The non-invasive imaging of cancer biomarkers in living subjects could provide a powerful technique for locating metastatic disease, staging tumors, evaluating the availability of therapeutic targets, and monitoring the efficacy of treatment. Magnetic resonance (MR) imaging is a particularly attractive platform for such molecular imaging applications due to its ability to acquire high-resolution anatomical images in conjunction with measures of biomarker expression. However, a major obstacle faced by MR is overcoming the relatively low sensitivity of targeted MR contrast agents. In general, the number of cell receptors at a disease site is too low to recruit enough MR contrast agents to generate sufficient contrast. Therefore, there remains a need to develop new imaging agents capable of generating higher contrast and/or novel amplification strategies that will result in improved targeting. Our lab is pursuing both of these avenues. Specifically, we are developing new formulations of both iron oxide- and gadolinium-based nanoparticles, to improve the contrast-enhancing capabilities per nanoparticle. In parallel, we are developing new amplification schemes that allow for an improvement in the accumulation of contrast agents at the target site. Below are several representative publications:

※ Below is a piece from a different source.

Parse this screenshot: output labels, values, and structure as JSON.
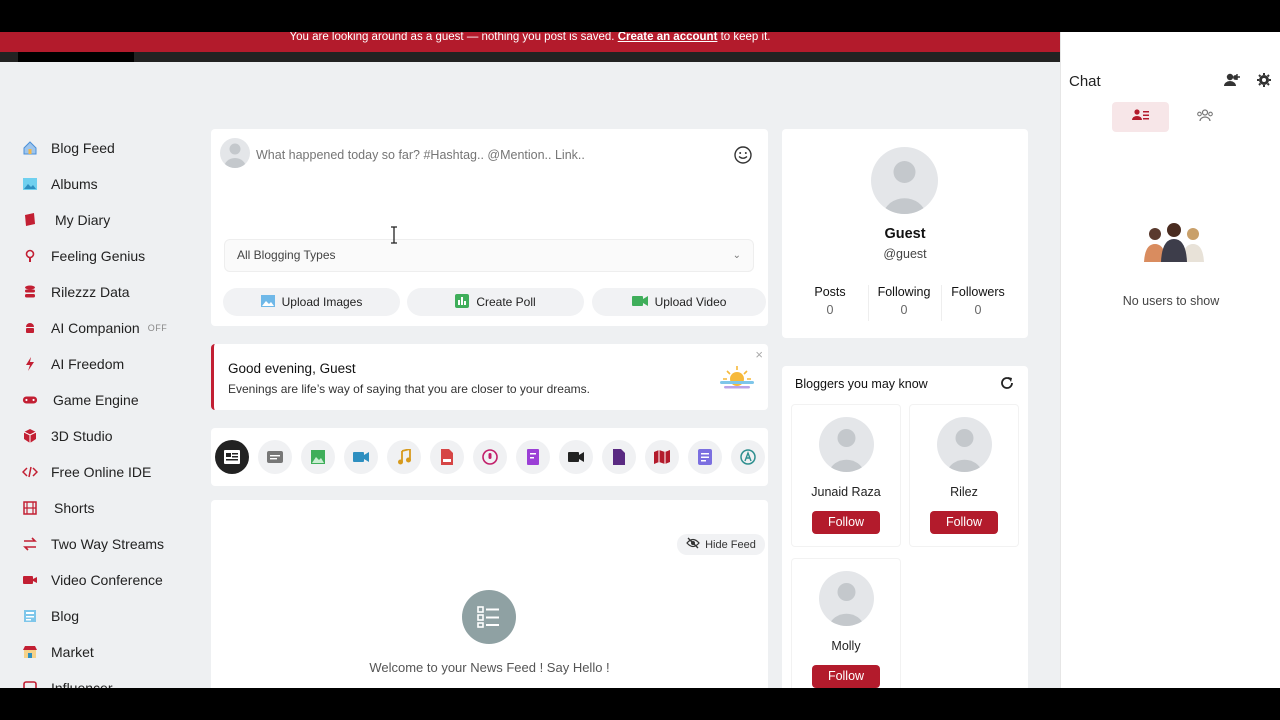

1) Cheng, Z., Thorek, D.L.J, Tsourkas, A. (2009) Porous polymersomes with encapsulated Gd-labeled dendrimers as highly efficient MRI contrast agents. Advanced Functional Materials, 19(23), 3753-3759. PMCID: PMC3536029
2) Cheng, Z., Thorek, D.L.J., Tsourkas, A. (2010) Gd-conjugated dendrimer nanoclusters as a tumor targeted T1 magnetic resonance imaging contrast agent.  Angewandte Chemie International Edition, 49(2), 346-350.  PMCID: PMC2862691
3) Huang, C-H., Nwe, K., Al Zaki, A., Brechbiel, M. Tsourkas, A. (2012) Biodegradable polydisulfide dendrimer nanoclusters as MRI contrast agents. ACS Nano, 6(11), 9416-9424. PMCID: PMC3508381.
4) Yan, L., Higbee, E., Liu, R., Tsourkas, A., Cheng, Z. (2016). A simple method for the synthesis of porous polymeric vesicles and their application as MR contrast agent. Journal of Materials Chemistry B, 3(48), 9277-9284. PMCID:PMC4675335.